Monday, August 18, 2014
The death of a motorcyclist following a collision with a tractor on the A134 in west Suffolk has prompted calls for urgent action to reduce the number of fatalities.
Gheorghe Titiriga, 44, from Thetford died in West Suffolk Hospital on Saturday night after suffering head and chest injuries in the accident at around 12.30pm the same day.
Paramedics from the East Anglian Air Ambulance attended the incident and the motorcyclist was taken by road ambulance to the hospital.
The driver of the tractor, which is believed to have been from a local farm, was uninjured.
An investigation into the cause of the crash, which blocked the road for five hours, is under way.
Suffolk’s Police and Crime Commissioner Tim Passmore said he was devastated to hear the tragic news of yet another road fatality in the county.

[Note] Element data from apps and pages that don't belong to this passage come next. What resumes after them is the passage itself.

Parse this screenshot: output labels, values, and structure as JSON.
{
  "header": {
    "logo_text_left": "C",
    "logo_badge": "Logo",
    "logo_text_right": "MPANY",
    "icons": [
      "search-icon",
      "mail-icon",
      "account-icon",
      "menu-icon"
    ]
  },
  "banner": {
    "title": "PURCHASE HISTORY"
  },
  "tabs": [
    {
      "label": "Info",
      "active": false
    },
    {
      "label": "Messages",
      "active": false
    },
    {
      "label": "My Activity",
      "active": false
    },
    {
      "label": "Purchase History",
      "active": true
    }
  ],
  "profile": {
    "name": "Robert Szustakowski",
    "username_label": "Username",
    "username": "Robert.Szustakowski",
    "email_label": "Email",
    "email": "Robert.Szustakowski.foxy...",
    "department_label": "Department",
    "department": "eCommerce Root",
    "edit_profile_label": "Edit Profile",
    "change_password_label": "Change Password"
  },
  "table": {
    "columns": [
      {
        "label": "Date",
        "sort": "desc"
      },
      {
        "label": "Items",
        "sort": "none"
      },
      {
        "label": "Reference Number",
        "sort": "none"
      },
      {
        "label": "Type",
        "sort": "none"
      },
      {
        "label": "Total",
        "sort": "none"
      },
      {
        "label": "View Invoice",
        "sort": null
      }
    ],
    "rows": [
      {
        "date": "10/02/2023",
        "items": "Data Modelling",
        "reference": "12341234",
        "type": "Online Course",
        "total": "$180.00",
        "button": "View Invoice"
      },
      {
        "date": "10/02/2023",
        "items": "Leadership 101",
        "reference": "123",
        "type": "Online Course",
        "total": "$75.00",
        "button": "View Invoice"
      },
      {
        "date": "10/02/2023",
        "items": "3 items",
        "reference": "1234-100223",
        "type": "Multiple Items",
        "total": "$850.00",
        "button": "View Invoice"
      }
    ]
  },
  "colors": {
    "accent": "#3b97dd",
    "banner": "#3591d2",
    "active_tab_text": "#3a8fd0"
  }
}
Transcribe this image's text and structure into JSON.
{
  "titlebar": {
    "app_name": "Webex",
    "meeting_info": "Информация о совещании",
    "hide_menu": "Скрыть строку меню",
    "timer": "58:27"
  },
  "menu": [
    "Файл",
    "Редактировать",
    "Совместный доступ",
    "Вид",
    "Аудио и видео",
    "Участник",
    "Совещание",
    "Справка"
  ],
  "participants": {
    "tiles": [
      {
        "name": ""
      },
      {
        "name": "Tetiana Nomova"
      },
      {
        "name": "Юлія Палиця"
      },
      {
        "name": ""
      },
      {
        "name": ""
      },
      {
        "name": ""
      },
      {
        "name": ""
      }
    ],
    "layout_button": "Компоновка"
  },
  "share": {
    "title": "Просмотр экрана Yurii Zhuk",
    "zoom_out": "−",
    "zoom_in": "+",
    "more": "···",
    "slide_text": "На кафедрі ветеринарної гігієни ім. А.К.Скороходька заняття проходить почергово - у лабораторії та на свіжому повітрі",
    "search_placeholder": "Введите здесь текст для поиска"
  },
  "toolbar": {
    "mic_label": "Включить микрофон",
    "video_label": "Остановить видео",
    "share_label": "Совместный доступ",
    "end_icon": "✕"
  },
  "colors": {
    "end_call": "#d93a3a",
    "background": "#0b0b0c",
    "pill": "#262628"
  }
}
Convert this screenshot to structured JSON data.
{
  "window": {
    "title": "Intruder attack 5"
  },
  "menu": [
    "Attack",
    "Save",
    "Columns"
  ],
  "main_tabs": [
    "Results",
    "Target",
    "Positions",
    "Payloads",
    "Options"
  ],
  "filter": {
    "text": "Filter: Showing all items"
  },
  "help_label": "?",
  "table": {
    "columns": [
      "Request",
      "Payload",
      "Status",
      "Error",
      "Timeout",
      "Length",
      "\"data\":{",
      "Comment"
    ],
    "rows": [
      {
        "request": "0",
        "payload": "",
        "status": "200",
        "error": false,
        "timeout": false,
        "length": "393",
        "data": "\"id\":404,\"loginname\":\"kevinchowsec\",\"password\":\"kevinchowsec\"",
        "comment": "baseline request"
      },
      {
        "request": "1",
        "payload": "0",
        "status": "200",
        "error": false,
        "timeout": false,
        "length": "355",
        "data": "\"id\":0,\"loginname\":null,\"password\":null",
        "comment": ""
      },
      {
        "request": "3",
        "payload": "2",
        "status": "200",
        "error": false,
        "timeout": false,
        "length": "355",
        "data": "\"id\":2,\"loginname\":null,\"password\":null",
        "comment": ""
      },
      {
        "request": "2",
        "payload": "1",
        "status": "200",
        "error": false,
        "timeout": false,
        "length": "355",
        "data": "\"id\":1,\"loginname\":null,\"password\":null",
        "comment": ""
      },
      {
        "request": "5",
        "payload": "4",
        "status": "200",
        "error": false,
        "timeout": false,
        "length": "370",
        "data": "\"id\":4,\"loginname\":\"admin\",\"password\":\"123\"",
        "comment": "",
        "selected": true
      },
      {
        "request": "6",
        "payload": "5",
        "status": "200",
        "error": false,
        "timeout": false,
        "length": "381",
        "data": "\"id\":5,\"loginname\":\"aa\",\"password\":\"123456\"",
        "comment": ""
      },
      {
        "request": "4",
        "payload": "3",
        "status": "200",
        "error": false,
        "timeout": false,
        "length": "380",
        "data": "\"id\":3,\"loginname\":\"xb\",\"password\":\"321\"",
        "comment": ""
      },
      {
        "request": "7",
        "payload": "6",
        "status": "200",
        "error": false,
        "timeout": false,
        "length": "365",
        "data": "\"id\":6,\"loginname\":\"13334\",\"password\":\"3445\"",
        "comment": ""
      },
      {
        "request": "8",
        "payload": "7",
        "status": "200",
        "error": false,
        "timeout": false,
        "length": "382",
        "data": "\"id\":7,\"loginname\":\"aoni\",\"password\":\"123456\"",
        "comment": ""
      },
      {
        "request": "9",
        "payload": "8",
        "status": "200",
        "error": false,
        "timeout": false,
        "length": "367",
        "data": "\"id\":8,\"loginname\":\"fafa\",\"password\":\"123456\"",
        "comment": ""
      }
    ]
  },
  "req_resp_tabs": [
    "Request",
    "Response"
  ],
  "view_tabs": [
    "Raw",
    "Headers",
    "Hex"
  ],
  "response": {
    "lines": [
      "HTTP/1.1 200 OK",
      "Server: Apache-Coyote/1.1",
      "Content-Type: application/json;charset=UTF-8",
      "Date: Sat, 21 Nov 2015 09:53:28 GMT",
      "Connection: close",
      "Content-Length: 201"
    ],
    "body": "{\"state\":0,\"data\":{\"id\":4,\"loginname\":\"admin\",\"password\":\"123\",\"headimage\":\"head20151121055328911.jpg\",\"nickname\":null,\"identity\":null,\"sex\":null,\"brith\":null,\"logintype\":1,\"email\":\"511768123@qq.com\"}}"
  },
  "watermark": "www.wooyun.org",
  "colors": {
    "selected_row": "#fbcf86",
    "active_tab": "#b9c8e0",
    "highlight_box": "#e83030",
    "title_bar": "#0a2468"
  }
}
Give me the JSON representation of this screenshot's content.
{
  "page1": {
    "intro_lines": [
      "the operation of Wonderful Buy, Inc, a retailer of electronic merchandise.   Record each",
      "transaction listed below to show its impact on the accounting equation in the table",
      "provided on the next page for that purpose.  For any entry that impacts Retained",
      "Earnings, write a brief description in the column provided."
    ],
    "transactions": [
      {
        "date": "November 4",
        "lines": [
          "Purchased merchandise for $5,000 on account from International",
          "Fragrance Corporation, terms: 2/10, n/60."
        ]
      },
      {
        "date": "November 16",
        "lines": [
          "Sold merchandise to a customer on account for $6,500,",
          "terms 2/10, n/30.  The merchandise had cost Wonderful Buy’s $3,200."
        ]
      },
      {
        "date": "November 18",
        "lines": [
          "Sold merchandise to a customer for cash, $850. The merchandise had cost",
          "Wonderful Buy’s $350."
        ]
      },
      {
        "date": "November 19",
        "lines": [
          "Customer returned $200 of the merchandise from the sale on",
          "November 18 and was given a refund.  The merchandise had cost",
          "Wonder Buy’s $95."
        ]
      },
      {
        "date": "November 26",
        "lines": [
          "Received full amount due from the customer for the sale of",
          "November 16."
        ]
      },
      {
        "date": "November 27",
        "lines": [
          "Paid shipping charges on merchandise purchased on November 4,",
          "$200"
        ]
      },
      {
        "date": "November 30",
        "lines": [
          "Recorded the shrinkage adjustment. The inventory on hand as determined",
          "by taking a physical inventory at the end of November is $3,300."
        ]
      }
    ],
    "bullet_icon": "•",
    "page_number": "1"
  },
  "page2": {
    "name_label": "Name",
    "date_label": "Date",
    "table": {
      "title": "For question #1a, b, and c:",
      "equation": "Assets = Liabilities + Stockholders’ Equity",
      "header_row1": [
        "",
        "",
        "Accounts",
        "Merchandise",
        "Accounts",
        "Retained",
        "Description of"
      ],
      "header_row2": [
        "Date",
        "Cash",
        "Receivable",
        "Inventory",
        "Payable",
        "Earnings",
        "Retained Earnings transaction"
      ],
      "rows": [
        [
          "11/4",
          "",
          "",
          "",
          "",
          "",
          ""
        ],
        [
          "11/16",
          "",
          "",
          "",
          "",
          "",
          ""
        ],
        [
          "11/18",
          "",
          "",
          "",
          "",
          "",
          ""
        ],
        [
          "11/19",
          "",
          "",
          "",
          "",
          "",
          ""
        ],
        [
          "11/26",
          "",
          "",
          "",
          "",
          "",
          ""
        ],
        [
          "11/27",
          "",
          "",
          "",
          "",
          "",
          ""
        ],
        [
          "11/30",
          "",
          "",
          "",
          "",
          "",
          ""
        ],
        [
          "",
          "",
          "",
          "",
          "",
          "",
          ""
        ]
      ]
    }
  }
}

It is the third motorcycle death on Suffolk’s roads in recent weeks and Mr Passmore described the situation as “intolerable”.
At a forthcoming meeting of Suffolk Roadsafe partnership on September 4, measures to reduce the number of road deaths in the county would be “top of the agenda”, he said.
“This is becoming a major problem in Suffolk and we have to confront it collectively and as a matter of urgency if we are to maintain our reputation as a safe county to travel in.”
The police and crime commissioner, who is backing a “Think Bike” campaign, said measures being considered include the introduction and enforcement of speed limits along the full stretch of problem A and B roads.
Improvements to accident black spot junctions and investment in advanced training for drivers were also on the agenda.
Mr Passmore added: “Roads are getting busier and we know that better driver awareness is absolutely crucial.
“All road users need to allow a bit of extra space to try to reduce the risk for each other and we need to think more carefully when we drive.”
Police are appealing for witnesses to the Barnham collision. Anyone with information is asked to call PC Dean Webb of the serious collision investigation team on 101.
A recent report highlighted Norfolk as one of the worst counties for reducing the number of people killed or seriously injured on its roads in 2013.
Norfolk ranked as the third worst county in the latest figures released by the Institute of Advanced Motorists, with 352 people killed or seriously injured during 2012, increasing to 392 people in 2013.
But Iain Temperton, the team manager for casualty reduction at Norfolk County Council, said the figures were just a “short-term snapshot” and they were redoubling their efforts to reduce casualties.